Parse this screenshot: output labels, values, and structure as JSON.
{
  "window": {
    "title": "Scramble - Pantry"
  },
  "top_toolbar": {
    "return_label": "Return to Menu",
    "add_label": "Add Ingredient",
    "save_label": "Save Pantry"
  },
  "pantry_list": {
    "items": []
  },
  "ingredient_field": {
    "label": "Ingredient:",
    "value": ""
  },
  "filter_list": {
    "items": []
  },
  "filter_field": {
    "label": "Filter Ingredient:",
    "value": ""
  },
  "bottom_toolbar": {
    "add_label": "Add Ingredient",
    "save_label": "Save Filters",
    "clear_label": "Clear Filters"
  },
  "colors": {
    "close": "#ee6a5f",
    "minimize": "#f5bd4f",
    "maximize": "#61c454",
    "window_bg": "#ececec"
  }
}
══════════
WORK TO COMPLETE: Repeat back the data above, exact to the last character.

OUTPUT:
Parse this screenshot: output labels, values, and structure as JSON.
{
  "window": {
    "title": "Scramble - Pantry"
  },
  "top_toolbar": {
    "return_label": "Return to Menu",
    "add_label": "Add Ingredient",
    "save_label": "Save Pantry"
  },
  "pantry_list": {
    "items": []
  },
  "ingredient_field": {
    "label": "Ingredient:",
    "value": ""
  },
  "filter_list": {
    "items": []
  },
  "filter_field": {
    "label": "Filter Ingredient:",
    "value": ""
  },
  "bottom_toolbar": {
    "add_label": "Add Ingredient",
    "save_label": "Save Filters",
    "clear_label": "Clear Filters"
  },
  "colors": {
    "close": "#ee6a5f",
    "minimize": "#f5bd4f",
    "maximize": "#61c454",
    "window_bg": "#ececec"
  }
}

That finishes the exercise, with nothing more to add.